## [Data for processing]
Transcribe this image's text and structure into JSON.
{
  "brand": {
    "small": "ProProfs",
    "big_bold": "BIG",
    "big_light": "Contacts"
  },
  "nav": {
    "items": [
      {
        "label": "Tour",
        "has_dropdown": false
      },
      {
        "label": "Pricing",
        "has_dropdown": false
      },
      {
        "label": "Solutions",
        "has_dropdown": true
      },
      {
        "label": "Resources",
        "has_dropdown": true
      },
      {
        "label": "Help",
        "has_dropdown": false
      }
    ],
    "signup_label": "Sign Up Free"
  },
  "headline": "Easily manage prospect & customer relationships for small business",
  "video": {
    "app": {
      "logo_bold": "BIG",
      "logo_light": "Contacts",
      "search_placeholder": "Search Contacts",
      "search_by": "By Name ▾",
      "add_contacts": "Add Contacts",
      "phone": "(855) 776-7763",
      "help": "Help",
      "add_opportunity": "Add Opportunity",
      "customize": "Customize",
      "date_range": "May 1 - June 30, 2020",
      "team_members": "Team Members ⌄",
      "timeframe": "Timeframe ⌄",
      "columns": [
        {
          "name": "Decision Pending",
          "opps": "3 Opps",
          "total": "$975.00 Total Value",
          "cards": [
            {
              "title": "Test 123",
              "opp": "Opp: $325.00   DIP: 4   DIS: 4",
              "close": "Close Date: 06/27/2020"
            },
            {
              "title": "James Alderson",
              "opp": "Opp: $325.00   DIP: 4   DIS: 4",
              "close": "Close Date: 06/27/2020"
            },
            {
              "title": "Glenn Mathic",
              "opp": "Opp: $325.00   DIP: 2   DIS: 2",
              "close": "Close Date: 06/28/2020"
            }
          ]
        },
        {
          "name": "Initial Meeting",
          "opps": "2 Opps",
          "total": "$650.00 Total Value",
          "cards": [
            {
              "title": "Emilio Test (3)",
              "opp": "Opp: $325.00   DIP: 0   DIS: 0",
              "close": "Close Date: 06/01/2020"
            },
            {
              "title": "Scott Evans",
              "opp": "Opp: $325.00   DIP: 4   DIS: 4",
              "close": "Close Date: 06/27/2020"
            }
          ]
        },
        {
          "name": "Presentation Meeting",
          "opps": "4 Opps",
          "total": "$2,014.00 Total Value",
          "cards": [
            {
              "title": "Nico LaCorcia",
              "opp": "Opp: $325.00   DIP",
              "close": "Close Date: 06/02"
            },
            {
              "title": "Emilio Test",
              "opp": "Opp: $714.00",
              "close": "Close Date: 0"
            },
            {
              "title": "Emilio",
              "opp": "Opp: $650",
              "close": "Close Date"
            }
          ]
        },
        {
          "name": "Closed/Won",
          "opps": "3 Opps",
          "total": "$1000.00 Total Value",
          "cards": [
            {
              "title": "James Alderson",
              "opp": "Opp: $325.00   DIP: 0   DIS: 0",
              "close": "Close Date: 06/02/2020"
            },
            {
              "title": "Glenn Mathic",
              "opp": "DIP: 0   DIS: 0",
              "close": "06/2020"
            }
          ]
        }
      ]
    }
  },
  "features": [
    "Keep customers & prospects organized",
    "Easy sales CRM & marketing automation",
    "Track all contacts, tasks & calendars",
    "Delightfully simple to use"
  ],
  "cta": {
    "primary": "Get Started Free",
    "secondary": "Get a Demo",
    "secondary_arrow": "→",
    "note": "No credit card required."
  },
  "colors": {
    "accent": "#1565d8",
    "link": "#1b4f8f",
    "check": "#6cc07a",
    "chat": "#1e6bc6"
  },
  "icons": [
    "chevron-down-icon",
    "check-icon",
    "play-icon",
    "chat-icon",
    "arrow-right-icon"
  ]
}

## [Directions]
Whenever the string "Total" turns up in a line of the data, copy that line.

## [Task solution]
          "total": "$975.00 Total Value",
          "total": "$650.00 Total Value",
          "total": "$2,014.00 Total Value",
          "total": "$1000.00 Total Value",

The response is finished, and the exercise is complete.